Two firms with local connections will collaborate
BY DON NELSON
Friends of the Winthrop Pub-lic Library (FOWL), the nonprofit organization working to bring a new library to Winthrop, announced Tuesday (March 14) that it has selected Johnston Architects and Prentiss Balance Wickline to coor-dinate designing the new building.
Both are Seattle-based architec-tural firms with extensive experi-ence in the Methow Valley. Johnston Architects also has a long history of designing public libraries.
The new library will be built on a .81-acre parcel purchased by the town, on White Avenue near Little Star Montessori School. FOWL is spearheading the building project and private fundraising efforts for the new facility, and will turn it over to the town of Winthrop when com-pleted. The North Central Regional Library (NCRL) system, of which the Winthrop library is a part, will provide furnishings, staff and equip-ment for the new building, as well as maintenance.
“We are incredibly excited to begin the exacting process of creat-ing Winthrop’s future library with these accomplished and creative architects,” said Shannon Polson, chairperson of the FOWL board of directors, in a press release. “Both Johnston Architects and Prentiss Balance Wickline have extensive experience working in the Methow Valley and deep respect for the com-munity’s vision for this important public place. “
FOWL chose the architectural collaboration after a selection pro-cess that considered three candi-date architectural teams over nearly six months, according to the press release.
Johnston Architects has created nearly 30 community libraries. The firm managed a program and design process that resulted in the creation of TwispWorks, and has also created numerous valley homes.
Ray Johnston, a principal of the firm, has already contributed to the new Winthrop public library effort. In December 2018, he helped the community assess its vision and goals by leading a workshop that collected information from partici-pants about their ideas and hopes for their new library.

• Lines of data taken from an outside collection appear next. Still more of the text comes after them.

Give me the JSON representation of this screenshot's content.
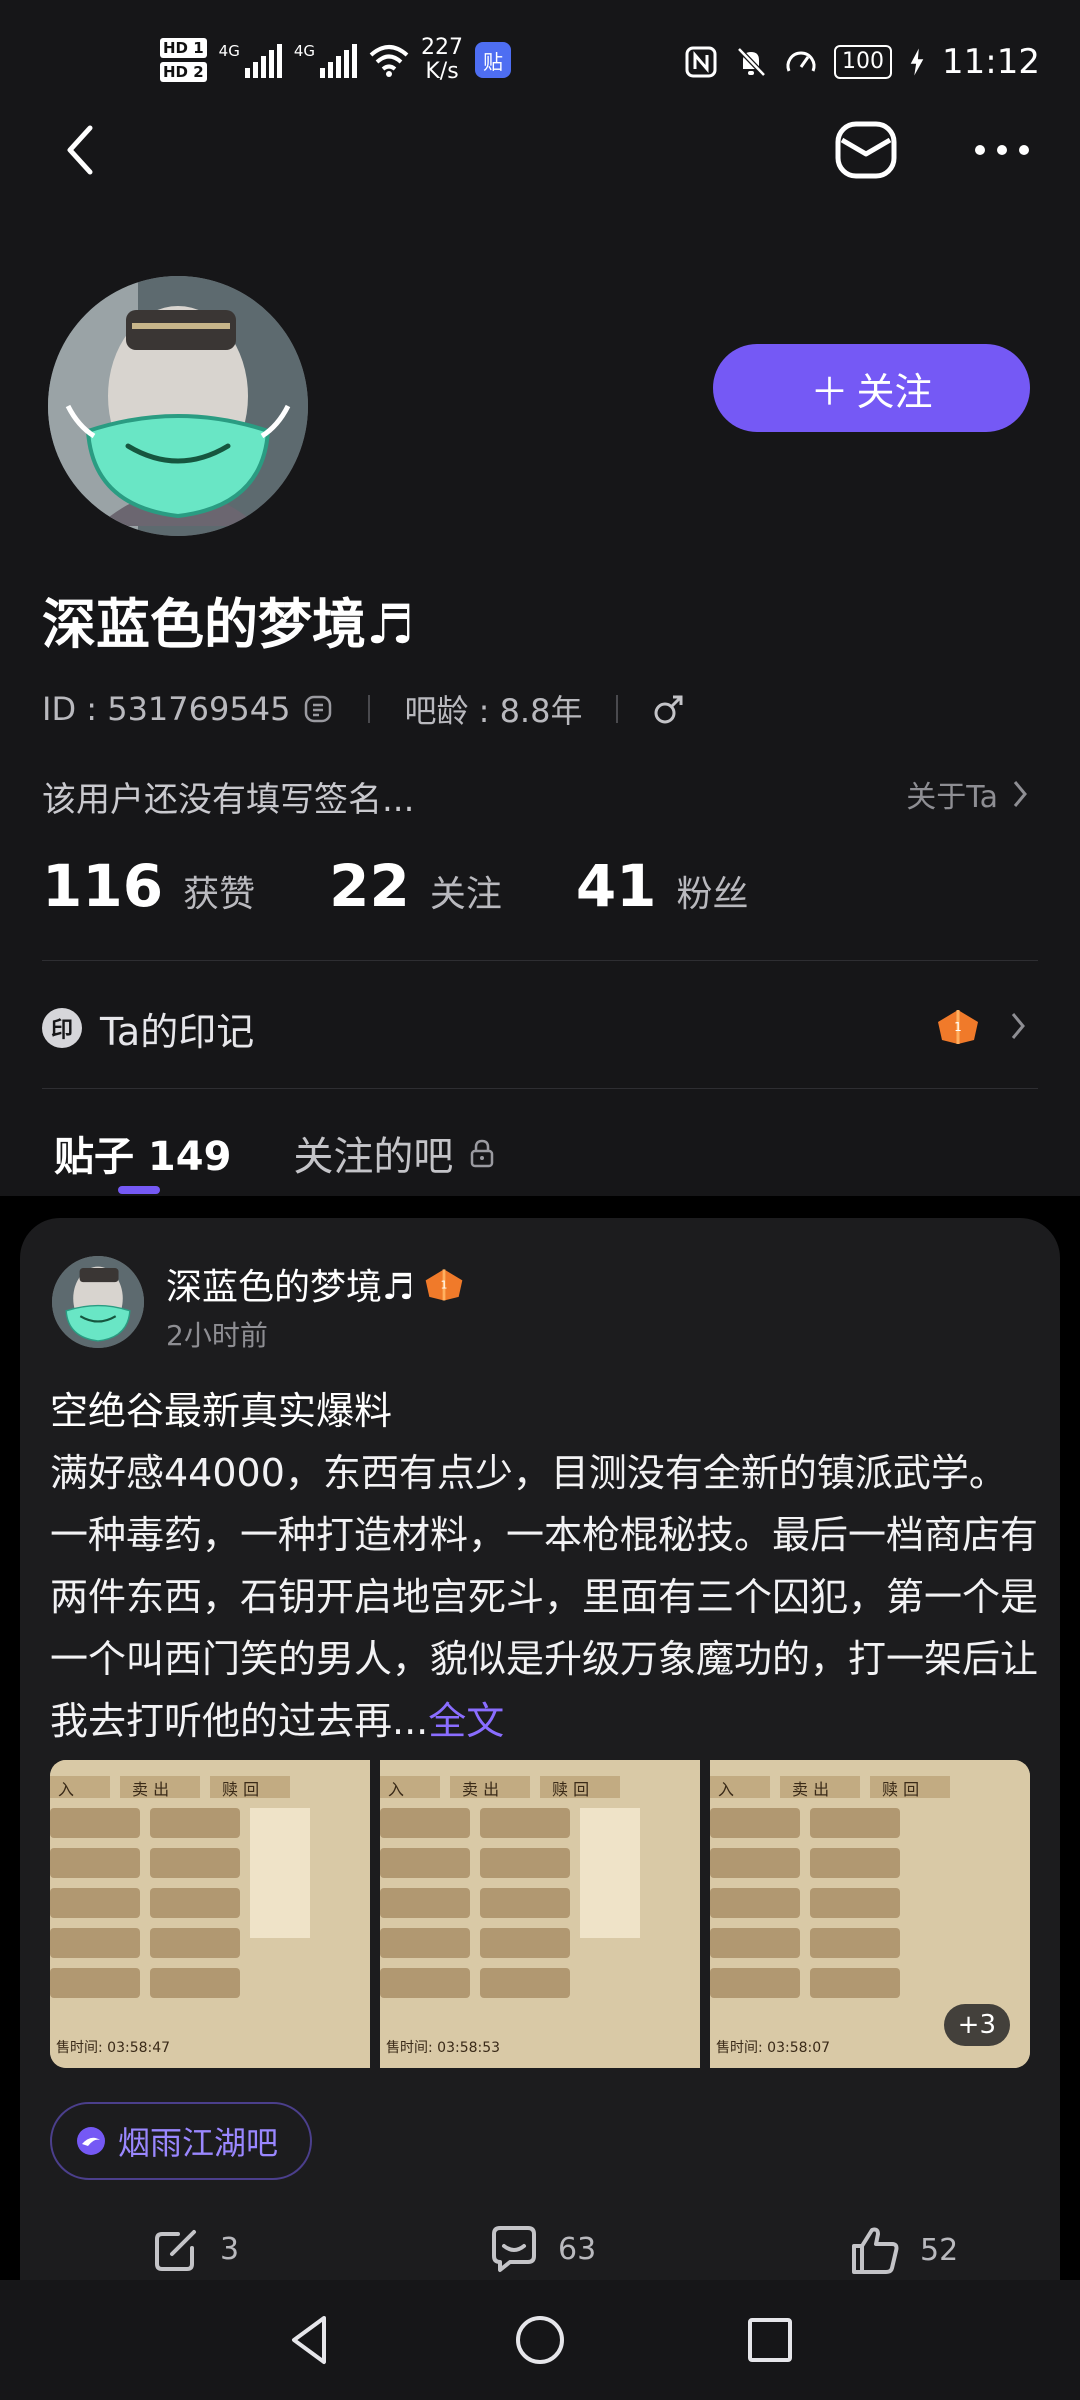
{
  "status_bar": {
    "hd1": "HD 1",
    "hd2": "HD 2",
    "sig1_label": "4G",
    "sig2_label": "4G",
    "speed_value": "227",
    "speed_unit": "K/s",
    "app_badge": "贴",
    "nfc_icon": "nfc-icon",
    "mute_icon": "bell-mute-icon",
    "battery": "100",
    "time": "11:12"
  },
  "profile": {
    "username": "深蓝色的梦境♬",
    "id_text": "ID : 531769545",
    "bar_age": "吧龄 : 8.8年",
    "signature": "该用户还没有填写签名...",
    "about_label": "关于Ta",
    "follow_label": "关注",
    "stats": [
      {
        "num": "116",
        "label": "获赞"
      },
      {
        "num": "22",
        "label": "关注"
      },
      {
        "num": "41",
        "label": "粉丝"
      }
    ],
    "imprint_icon_text": "印",
    "imprint_label": "Ta的印记"
  },
  "tabs": [
    {
      "label": "贴子 149",
      "active": true
    },
    {
      "label": "关注的吧",
      "active": false
    }
  ],
  "post": {
    "author": "深蓝色的梦境♬",
    "time": "2小时前",
    "title": "空绝谷最新真实爆料",
    "body": "满好感44000，东西有点少，目测没有全新的镇派武学。一种毒药，一种打造材料，一本枪棍秘技。最后一档商店有两件东西，石钥开启地宫死斗，里面有三个囚犯，第一个是一个叫西门笑的男人，貌似是升级万象魔功的，打一架后让我去打听他的过去再...",
    "read_more": "全文",
    "images": [
      {
        "timestamp": "售时间: 03:58:47",
        "tabs": [
          "入",
          "卖 出",
          "赎 回"
        ]
      },
      {
        "timestamp": "售时间: 03:58:53",
        "tabs": [
          "入",
          "卖 出",
          "赎 回"
        ]
      },
      {
        "timestamp": "售时间: 03:58:07",
        "tabs": [
          "入",
          "卖 出",
          "赎 回"
        ]
      }
    ],
    "more_images": "+3",
    "forum": "烟雨江湖吧",
    "share_count": "3",
    "comment_count": "63",
    "like_count": "52"
  },
  "colors": {
    "accent": "#7559f5",
    "background": "#161618",
    "card": "#1c1c1e",
    "link": "#8a6dff"
  }
}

Balance Wickline — with offices in Seattle and Winthrop — has deep connections to the Methow Val-ley. Firm architects Tom Lenchek and Margo Peterson-Aspholm have both designed numerous residences here. Additionally, they were the architects of the new Little Star Montessori School, and they have contributed pro bono services to a number of Methow Valley commu-nity projects
.“It’s an honor to work with the Johnston team,” said Peterson-Aspholm. “We respect them person-ally and professionally, and we share a love of the valley, too. But most importantly, we share a fundamental belief in the power of architecture to foster community.”

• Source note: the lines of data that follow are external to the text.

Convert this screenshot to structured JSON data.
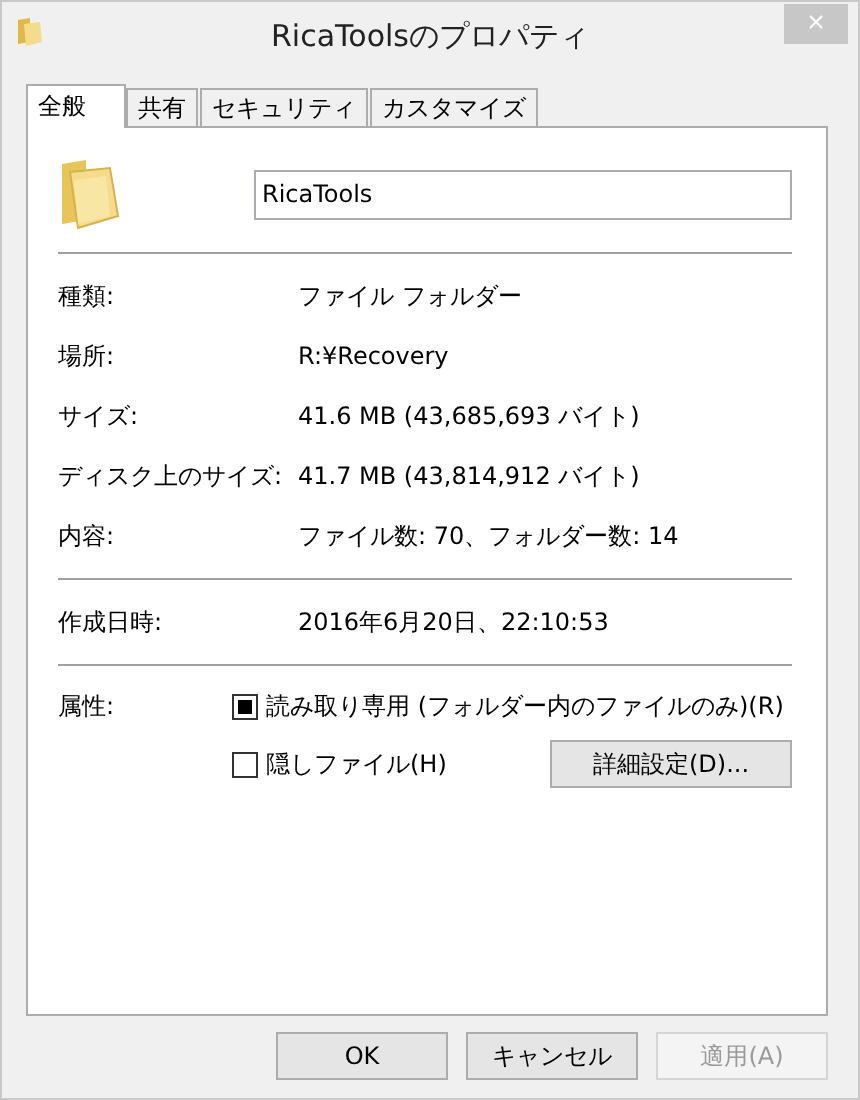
{
  "window": {
    "title": "RicaToolsのプロパティ",
    "close": "×"
  },
  "tabs": [
    {
      "label": "全般",
      "selected": true
    },
    {
      "label": "共有",
      "selected": false
    },
    {
      "label": "セキュリティ",
      "selected": false
    },
    {
      "label": "カスタマイズ",
      "selected": false
    }
  ],
  "name_field": {
    "value": "RicaTools"
  },
  "info": [
    {
      "label": "種類:",
      "value": "ファイル フォルダー"
    },
    {
      "label": "場所:",
      "value": "R:¥Recovery"
    },
    {
      "label": "サイズ:",
      "value": "41.6 MB (43,685,693 バイト)"
    },
    {
      "label": "ディスク上のサイズ:",
      "value": "41.7 MB (43,814,912 バイト)"
    },
    {
      "label": "内容:",
      "value": "ファイル数: 70、フォルダー数: 14"
    }
  ],
  "dates": [
    {
      "label": "作成日時:",
      "value": "2016年6月20日、22:10:53"
    }
  ],
  "attributes": {
    "label": "属性:",
    "options": [
      {
        "label": "読み取り専用 (フォルダー内のファイルのみ)(R)",
        "indeterminate": true
      },
      {
        "label": "隠しファイル(H)",
        "indeterminate": false
      }
    ],
    "advanced_button": "詳細設定(D)..."
  },
  "buttons": [
    {
      "label": "OK",
      "disabled": false
    },
    {
      "label": "キャンセル",
      "disabled": false
    },
    {
      "label": "適用(A)",
      "disabled": true
    }
  ]
}
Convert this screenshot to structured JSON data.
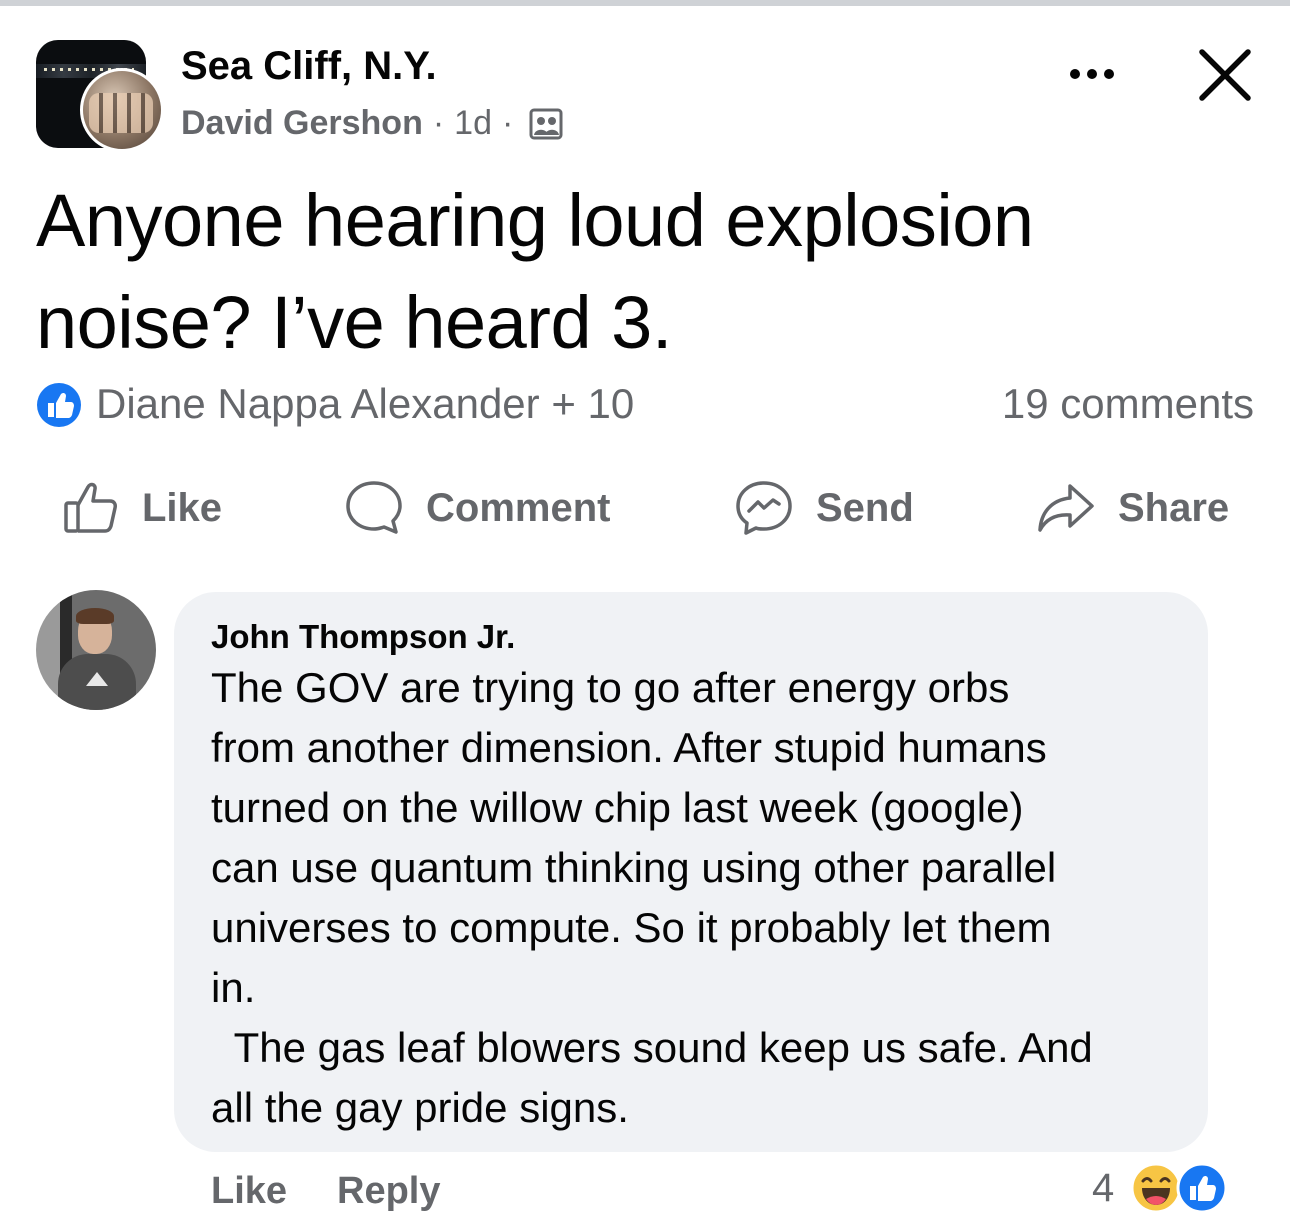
{
  "post": {
    "group_name": "Sea Cliff, N.Y.",
    "author": "David Gershon",
    "separator": "·",
    "time": "1d",
    "audience_icon": "group-audience-icon",
    "text_lines": [
      "Anyone hearing loud explosion",
      "noise? I’ve heard 3."
    ],
    "reactors": "Diane Nappa Alexander + 10",
    "comments_count": "19 comments"
  },
  "actions": {
    "like": "Like",
    "comment": "Comment",
    "send": "Send",
    "share": "Share"
  },
  "comment": {
    "author": "John Thompson Jr.",
    "lines": [
      "The GOV are trying to go after energy orbs",
      "from another dimension. After stupid humans",
      "turned on the willow chip last week (google)",
      "can use quantum thinking using other parallel",
      "universes to compute. So it probably let them",
      "in.",
      "  The gas leaf blowers sound keep us safe. And",
      "all the gay pride signs."
    ],
    "like_label": "Like",
    "reply_label": "Reply",
    "reaction_count": "4"
  },
  "colors": {
    "text": "#050505",
    "secondary": "#65676b",
    "bubble": "#f0f2f5",
    "like_blue": "#1877f2",
    "haha_yellow": "#f7c544"
  }
}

The firms will next start to formalize the wants, needs and parameters of library stakehold-ers, including the community of library patrons, the Town of Win-throp, FOWL, and the North Cen-tral Regional Library, according to the press release. After that, master planning for the site and creating a schematic design of the building itself will begin. Both architectural firms will collaborate throughout the entire process.

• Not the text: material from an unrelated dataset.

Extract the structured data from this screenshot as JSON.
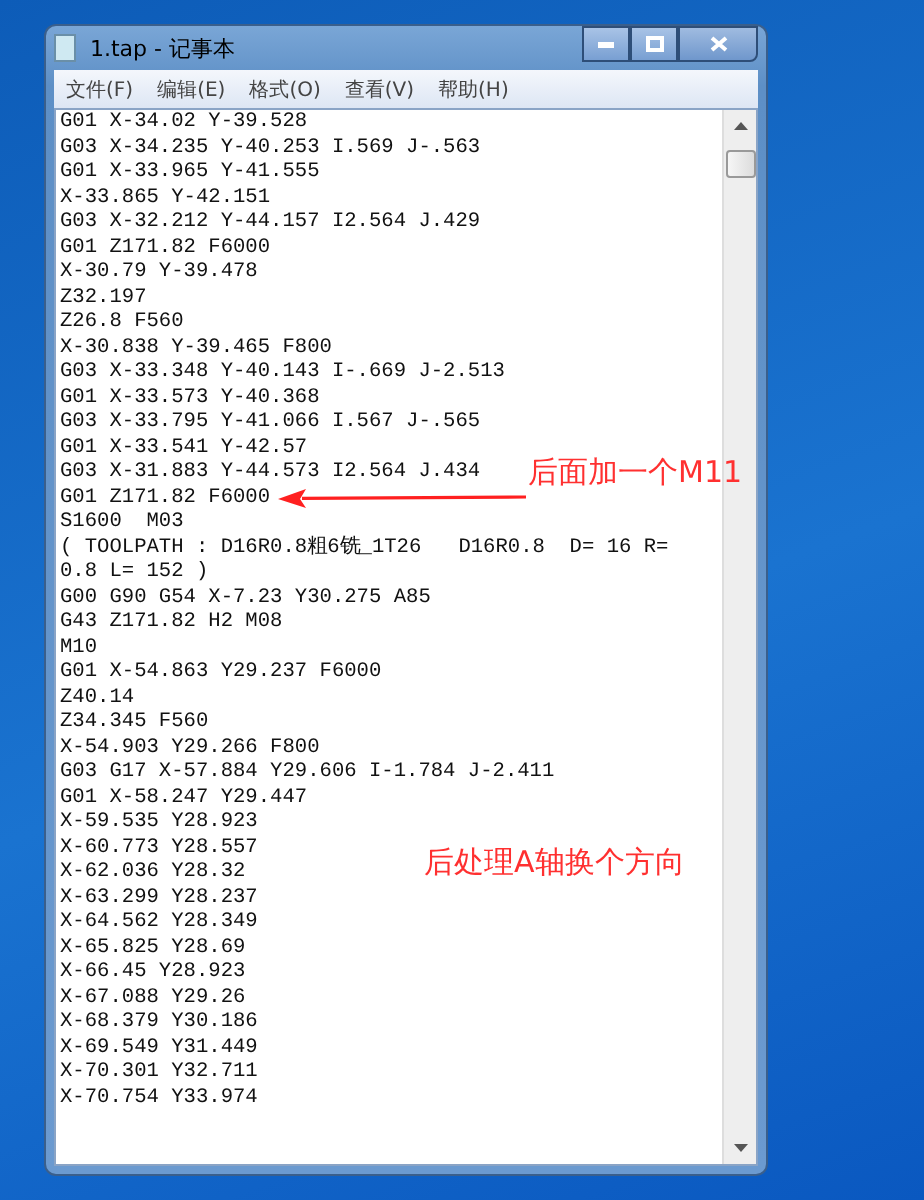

“We’re thrilled to move full steam ahead,” Ray Johnston said about the partnership with Prentiss Balance Wickline. “Together, and with ongo-ing input and feedback from the community, we will help create a dynamic, functional and beautiful library space that we hope everyone in the valley will celebrate, use and cherish.”
Construction is expected to begin in spring 2020. Preliminary concep-tual sketches show an 8,400-square-foot “footprint” for the building that addresses the major findings of the community needs assessment, Polson said.
Since early 2017, FOWL has been promoting construction of a new library to replace the overcrowded, outdated building on Highway 20.
The new Winthrop library is also included in the state’s recently approved biennial capital budget. The project is earmarked for $2 mil-lion in state funding when available.